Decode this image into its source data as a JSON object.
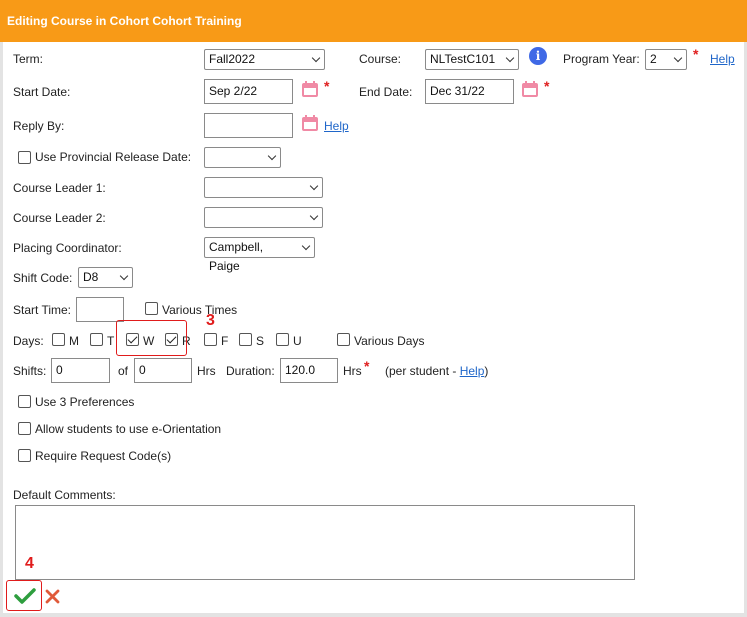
{
  "header": {
    "title": "Editing Course in Cohort Cohort Training"
  },
  "form": {
    "term": {
      "label": "Term:",
      "value": "Fall2022"
    },
    "course": {
      "label": "Course:",
      "value": "NLTestC101"
    },
    "program_year": {
      "label": "Program Year:",
      "value": "2",
      "help": "Help"
    },
    "start_date": {
      "label": "Start Date:",
      "value": "Sep 2/22"
    },
    "end_date": {
      "label": "End Date:",
      "value": "Dec 31/22"
    },
    "reply_by": {
      "label": "Reply By:",
      "value": "",
      "help": "Help"
    },
    "provincial_release": {
      "label": "Use Provincial Release Date:",
      "checked": false,
      "value": ""
    },
    "course_leader_1": {
      "label": "Course Leader 1:",
      "value": ""
    },
    "course_leader_2": {
      "label": "Course Leader 2:",
      "value": ""
    },
    "placing_coordinator": {
      "label": "Placing Coordinator:",
      "value": "Campbell, Paige"
    },
    "shift_code": {
      "label": "Shift Code:",
      "value": "D8"
    },
    "start_time": {
      "label": "Start Time:",
      "value": ""
    },
    "various_times": {
      "label": "Various Times",
      "checked": false
    },
    "days": {
      "label": "Days:",
      "items": [
        {
          "label": "M",
          "checked": false
        },
        {
          "label": "T",
          "checked": false
        },
        {
          "label": "W",
          "checked": true
        },
        {
          "label": "R",
          "checked": true
        },
        {
          "label": "F",
          "checked": false
        },
        {
          "label": "S",
          "checked": false
        },
        {
          "label": "U",
          "checked": false
        }
      ],
      "various": {
        "label": "Various Days",
        "checked": false
      }
    },
    "shifts": {
      "label": "Shifts:",
      "value": "0",
      "of_label": "of",
      "of_value": "0",
      "hrs_label": "Hrs",
      "duration_label": "Duration:",
      "duration_value": "120.0",
      "duration_hrs_label": "Hrs",
      "per_student_prefix": "(per student - ",
      "per_student_help": "Help",
      "per_student_suffix": ")"
    },
    "use_3_preferences": {
      "label": "Use 3 Preferences",
      "checked": false
    },
    "allow_e_orientation": {
      "label": "Allow students to use e-Orientation",
      "checked": false
    },
    "require_request_code": {
      "label": "Require Request Code(s)",
      "checked": false
    },
    "default_comments": {
      "label": "Default Comments:",
      "value": ""
    }
  },
  "required_marker": "*",
  "annotations": {
    "days_step": "3",
    "save_step": "4"
  },
  "colors": {
    "header": "#f89a17",
    "calendar": "#f08aa5",
    "info": "#3f69e6",
    "save": "#2e9e3e",
    "cancel": "#e05a3a",
    "annotation": "#e01b1b"
  },
  "icons": {
    "calendar": "calendar-icon",
    "info": "info-icon",
    "save": "checkmark-icon",
    "cancel": "close-icon"
  }
}
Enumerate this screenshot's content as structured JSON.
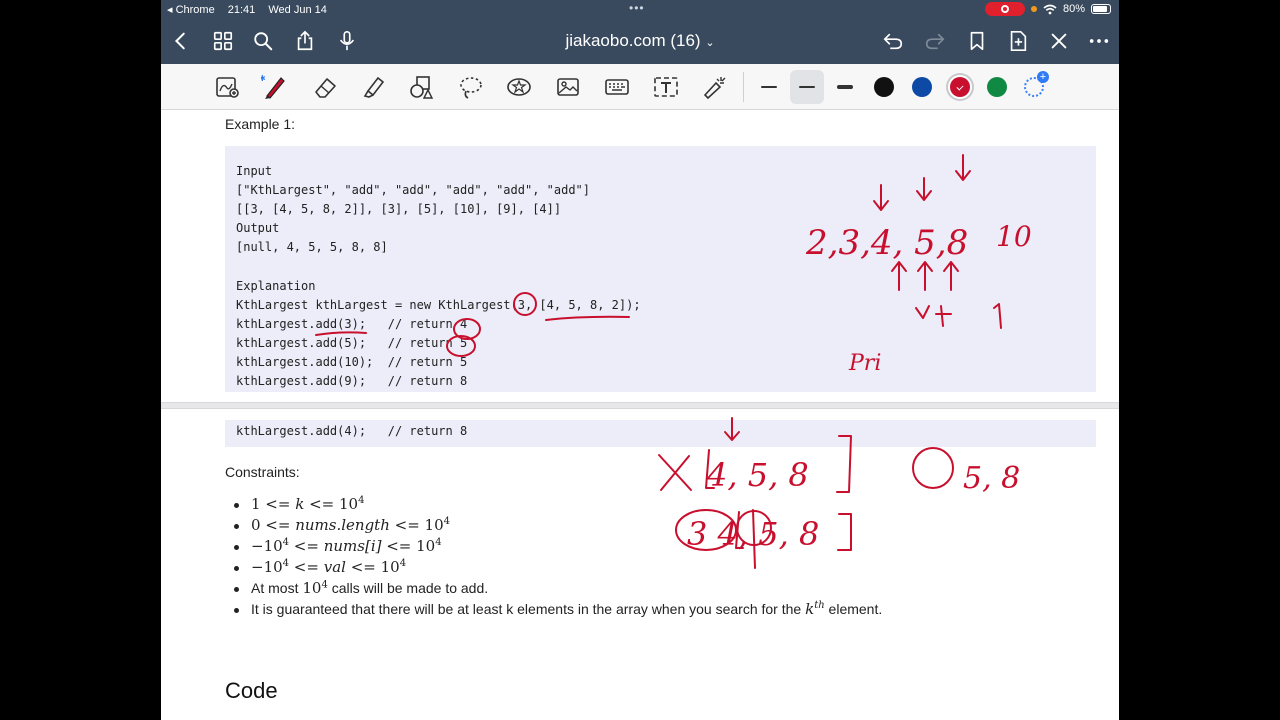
{
  "status": {
    "back_app": "Chrome",
    "time": "21:41",
    "date": "Wed Jun 14",
    "battery": "80%"
  },
  "nav": {
    "title": "jiakaobo.com (16)"
  },
  "toolbar": {
    "tools": [
      "lasso-zoom",
      "pen",
      "eraser",
      "highlighter",
      "shapes",
      "lasso",
      "sticker",
      "image",
      "keyboard",
      "text",
      "laser-pointer"
    ],
    "colors": [
      "#111111",
      "#0d4aa5",
      "#c8102e",
      "#108a43"
    ],
    "selected_color": "#c8102e"
  },
  "doc": {
    "example_heading": "Example 1:",
    "code_lines": [
      "Input",
      "[\"KthLargest\", \"add\", \"add\", \"add\", \"add\", \"add\"]",
      "[[3, [4, 5, 8, 2]], [3], [5], [10], [9], [4]]",
      "Output",
      "[null, 4, 5, 5, 8, 8]",
      "",
      "Explanation",
      "KthLargest kthLargest = new KthLargest(3, [4, 5, 8, 2]);",
      "kthLargest.add(3);   // return 4",
      "kthLargest.add(5);   // return 5",
      "kthLargest.add(10);  // return 5",
      "kthLargest.add(9);   // return 8"
    ],
    "code_continued": "kthLargest.add(4);   // return 8",
    "constraints_heading": "Constraints:",
    "constraints": {
      "c1": {
        "a": "1 <= ",
        "v": "k",
        "b": " <= 10",
        "e": "4"
      },
      "c2": {
        "a": "0 <= ",
        "v": "nums.length",
        "b": " <= 10",
        "e": "4"
      },
      "c3": {
        "a": "−10",
        "e1": "4",
        "m": " <= ",
        "v": "nums[i]",
        "b": " <= 10",
        "e2": "4"
      },
      "c4": {
        "a": "−10",
        "e1": "4",
        "m": " <= ",
        "v": "val",
        "b": " <= 10",
        "e2": "4"
      },
      "c5": {
        "pre": "At most ",
        "base": "10",
        "e": "4",
        "post": " calls will be made to add."
      },
      "c6": {
        "pre": "It is guaranteed that there will be at least k elements in the array when you search for the ",
        "v": "k",
        "e": "th",
        "post": " element."
      }
    },
    "code_heading": "Code"
  },
  "ink_notes": {
    "note1": "2,3,4, 5,8",
    "note2": "10",
    "note3": "Pri",
    "note4": "4, 5, 8",
    "note5": "5, 8",
    "note6": "3 4, 5, 8"
  }
}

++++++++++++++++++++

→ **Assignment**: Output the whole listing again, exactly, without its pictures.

→ **Task output**:
Decode this image into its source data as a JSON object.
{
  "header": {
    "title": "Editing Course in Cohort Cohort Training"
  },
  "form": {
    "term": {
      "label": "Term:",
      "value": "Fall2022"
    },
    "course": {
      "label": "Course:",
      "value": "NLTestC101"
    },
    "program_year": {
      "label": "Program Year:",
      "value": "2",
      "help": "Help"
    },
    "start_date": {
      "label": "Start Date:",
      "value": "Sep 2/22"
    },
    "end_date": {
      "label": "End Date:",
      "value": "Dec 31/22"
    },
    "reply_by": {
      "label": "Reply By:",
      "value": "",
      "help": "Help"
    },
    "provincial_release": {
      "label": "Use Provincial Release Date:",
      "checked": false,
      "value": ""
    },
    "course_leader_1": {
      "label": "Course Leader 1:",
      "value": ""
    },
    "course_leader_2": {
      "label": "Course Leader 2:",
      "value": ""
    },
    "placing_coordinator": {
      "label": "Placing Coordinator:",
      "value": "Campbell, Paige"
    },
    "shift_code": {
      "label": "Shift Code:",
      "value": "D8"
    },
    "start_time": {
      "label": "Start Time:",
      "value": ""
    },
    "various_times": {
      "label": "Various Times",
      "checked": false
    },
    "days": {
      "label": "Days:",
      "items": [
        {
          "label": "M",
          "checked": false
        },
        {
          "label": "T",
          "checked": false
        },
        {
          "label": "W",
          "checked": true
        },
        {
          "label": "R",
          "checked": true
        },
        {
          "label": "F",
          "checked": false
        },
        {
          "label": "S",
          "checked": false
        },
        {
          "label": "U",
          "checked": false
        }
      ],
      "various": {
        "label": "Various Days",
        "checked": false
      }
    },
    "shifts": {
      "label": "Shifts:",
      "value": "0",
      "of_label": "of",
      "of_value": "0",
      "hrs_label": "Hrs",
      "duration_label": "Duration:",
      "duration_value": "120.0",
      "duration_hrs_label": "Hrs",
      "per_student_prefix": "(per student - ",
      "per_student_help": "Help",
      "per_student_suffix": ")"
    },
    "use_3_preferences": {
      "label": "Use 3 Preferences",
      "checked": false
    },
    "allow_e_orientation": {
      "label": "Allow students to use e-Orientation",
      "checked": false
    },
    "require_request_code": {
      "label": "Require Request Code(s)",
      "checked": false
    },
    "default_comments": {
      "label": "Default Comments:",
      "value": ""
    }
  },
  "required_marker": "*",
  "annotations": {
    "days_step": "3",
    "save_step": "4"
  },
  "colors": {
    "header": "#f89a17",
    "calendar": "#f08aa5",
    "info": "#3f69e6",
    "save": "#2e9e3e",
    "cancel": "#e05a3a",
    "annotation": "#e01b1b"
  },
  "icons": {
    "calendar": "calendar-icon",
    "info": "info-icon",
    "save": "checkmark-icon",
    "cancel": "close-icon"
  }
}
Enumerate this screenshot's content as structured JSON.
{
  "status": {
    "back_app": "Chrome",
    "time": "21:41",
    "date": "Wed Jun 14",
    "battery": "80%"
  },
  "nav": {
    "title": "jiakaobo.com (16)"
  },
  "toolbar": {
    "tools": [
      "lasso-zoom",
      "pen",
      "eraser",
      "highlighter",
      "shapes",
      "lasso",
      "sticker",
      "image",
      "keyboard",
      "text",
      "laser-pointer"
    ],
    "colors": [
      "#111111",
      "#0d4aa5",
      "#c8102e",
      "#108a43"
    ],
    "selected_color": "#c8102e"
  },
  "doc": {
    "example_heading": "Example 1:",
    "code_lines": [
      "Input",
      "[\"KthLargest\", \"add\", \"add\", \"add\", \"add\", \"add\"]",
      "[[3, [4, 5, 8, 2]], [3], [5], [10], [9], [4]]",
      "Output",
      "[null, 4, 5, 5, 8, 8]",
      "",
      "Explanation",
      "KthLargest kthLargest = new KthLargest(3, [4, 5, 8, 2]);",
      "kthLargest.add(3);   // return 4",
      "kthLargest.add(5);   // return 5",
      "kthLargest.add(10);  // return 5",
      "kthLargest.add(9);   // return 8"
    ],
    "code_continued": "kthLargest.add(4);   // return 8",
    "constraints_heading": "Constraints:",
    "constraints": {
      "c1": {
        "a": "1 <= ",
        "v": "k",
        "b": " <= 10",
        "e": "4"
      },
      "c2": {
        "a": "0 <= ",
        "v": "nums.length",
        "b": " <= 10",
        "e": "4"
      },
      "c3": {
        "a": "−10",
        "e1": "4",
        "m": " <= ",
        "v": "nums[i]",
        "b": " <= 10",
        "e2": "4"
      },
      "c4": {
        "a": "−10",
        "e1": "4",
        "m": " <= ",
        "v": "val",
        "b": " <= 10",
        "e2": "4"
      },
      "c5": {
        "pre": "At most ",
        "base": "10",
        "e": "4",
        "post": " calls will be made to add."
      },
      "c6": {
        "pre": "It is guaranteed that there will be at least k elements in the array when you search for the ",
        "v": "k",
        "e": "th",
        "post": " element."
      }
    },
    "code_heading": "Code"
  },
  "ink_notes": {
    "note1": "2,3,4, 5,8",
    "note2": "10",
    "note3": "Pri",
    "note4": "4, 5, 8",
    "note5": "5, 8",
    "note6": "3 4, 5, 8"
  }
}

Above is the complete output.